23. Freedom from Constipation

Constipation – hard stools, passed infrequently – can be very uncomfortable, but usually doesn’t signal disease or a serious problem. The “cure” for constipation consists of correcting the sort of dietary habits that make bowel habits irregular.

  1. Eat plenty of fresh fruits and vegetables. They serve as natural stool softeners thanks, in part, to their fiber content. Some fiber absorbs water like a sponge turning hard stool into large, soft, easy-to-pass masses.

  2. Eat other foods high in fiber like whole-grain breads and cereals, and bran. Try a large serving of prunes or prune juice.

  3. Drink at least 1 to 2 quarts of fluid every day. Have hot water, tea, etc. to stimulate the bowel

  4. Get plenty of exercise to help your bowels move things along.

  5. Don’t resist the urge to eliminate or put off a trip to the bathroom.

  6. If you take antacids or iron supplements and get constipated easily, discuss the use of these with your doctor.

  7. Take stool softeners or fiber supplements (brand name Metamucil) as directed by your doctor. Do not use “stimulant” laxatives (brand name Ex-Lax) or enemas without your doctor’s okay.

If you rely on laxatives for a prolonged time, your body loses its natural elimination reflex – the bowel can’t evacuate as well on its own. Long-term use of stimulant laxatives can also lead to a mineral imbalance.

If you’re still constipated no matter what you try, ask your doctor for advice.
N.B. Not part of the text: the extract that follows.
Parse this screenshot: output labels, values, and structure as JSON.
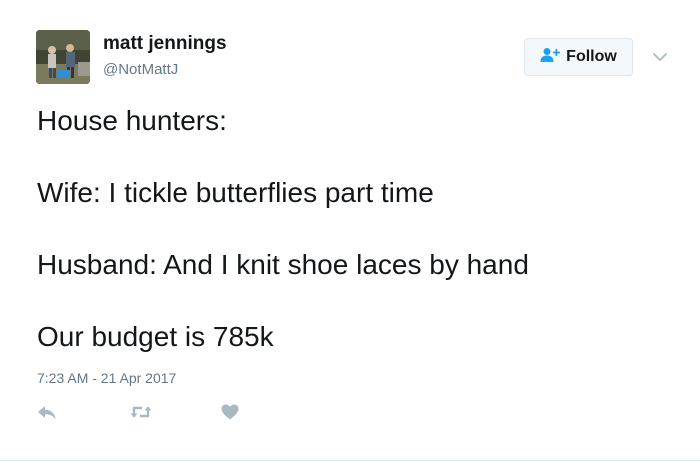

Constipation can be the side effect of certain medications (e.g., diuretics) or result from a medical problem (e.g., hemorrhoids, anal fissures, or an underactive thyroid gland), or problems with the large intestine (e.g., a tumor or diverticular disease).

Chapter 1
  1. Fast Relief for Everyday Health Problems